START Data listing
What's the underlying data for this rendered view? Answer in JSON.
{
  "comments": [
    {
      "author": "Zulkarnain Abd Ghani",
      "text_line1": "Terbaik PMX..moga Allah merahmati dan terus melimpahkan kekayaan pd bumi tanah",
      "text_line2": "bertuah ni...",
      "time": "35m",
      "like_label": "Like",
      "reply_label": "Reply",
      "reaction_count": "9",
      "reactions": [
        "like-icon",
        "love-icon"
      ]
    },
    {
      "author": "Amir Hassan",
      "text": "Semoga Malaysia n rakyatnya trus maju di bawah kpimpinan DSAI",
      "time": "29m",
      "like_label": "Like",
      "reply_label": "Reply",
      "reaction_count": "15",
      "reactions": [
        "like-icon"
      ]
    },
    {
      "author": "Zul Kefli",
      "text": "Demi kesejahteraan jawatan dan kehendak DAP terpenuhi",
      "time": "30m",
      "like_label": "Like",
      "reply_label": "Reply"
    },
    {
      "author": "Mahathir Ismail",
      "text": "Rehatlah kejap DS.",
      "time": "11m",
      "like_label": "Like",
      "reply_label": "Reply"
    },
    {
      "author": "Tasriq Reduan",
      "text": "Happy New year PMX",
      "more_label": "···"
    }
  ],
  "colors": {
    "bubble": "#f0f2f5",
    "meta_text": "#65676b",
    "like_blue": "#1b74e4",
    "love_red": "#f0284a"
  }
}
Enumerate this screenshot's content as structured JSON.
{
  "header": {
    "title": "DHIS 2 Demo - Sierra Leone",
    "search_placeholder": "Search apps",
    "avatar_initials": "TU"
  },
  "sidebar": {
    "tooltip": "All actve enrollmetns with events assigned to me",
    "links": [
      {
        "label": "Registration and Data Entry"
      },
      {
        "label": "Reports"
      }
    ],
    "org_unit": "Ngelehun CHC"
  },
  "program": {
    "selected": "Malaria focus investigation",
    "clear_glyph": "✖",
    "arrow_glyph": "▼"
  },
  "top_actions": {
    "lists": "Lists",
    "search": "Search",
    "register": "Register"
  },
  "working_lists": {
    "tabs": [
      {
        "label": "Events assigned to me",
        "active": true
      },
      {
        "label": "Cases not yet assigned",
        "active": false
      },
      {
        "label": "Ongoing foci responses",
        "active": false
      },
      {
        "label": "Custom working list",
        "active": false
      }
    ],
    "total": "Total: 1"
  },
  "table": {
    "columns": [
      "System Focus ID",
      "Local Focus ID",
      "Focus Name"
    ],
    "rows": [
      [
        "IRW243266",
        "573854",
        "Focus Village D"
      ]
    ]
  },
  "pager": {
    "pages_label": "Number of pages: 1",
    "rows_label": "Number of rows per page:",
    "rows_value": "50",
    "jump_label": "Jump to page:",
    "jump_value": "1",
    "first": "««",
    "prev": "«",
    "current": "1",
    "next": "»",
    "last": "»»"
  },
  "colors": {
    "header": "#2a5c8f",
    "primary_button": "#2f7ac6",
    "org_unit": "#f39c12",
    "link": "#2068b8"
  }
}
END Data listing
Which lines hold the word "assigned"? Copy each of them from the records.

## Answer for the task
    "tooltip": "All actve enrollmetns with events assigned to me",
        "label": "Events assigned to me",
        "label": "Cases not yet assigned",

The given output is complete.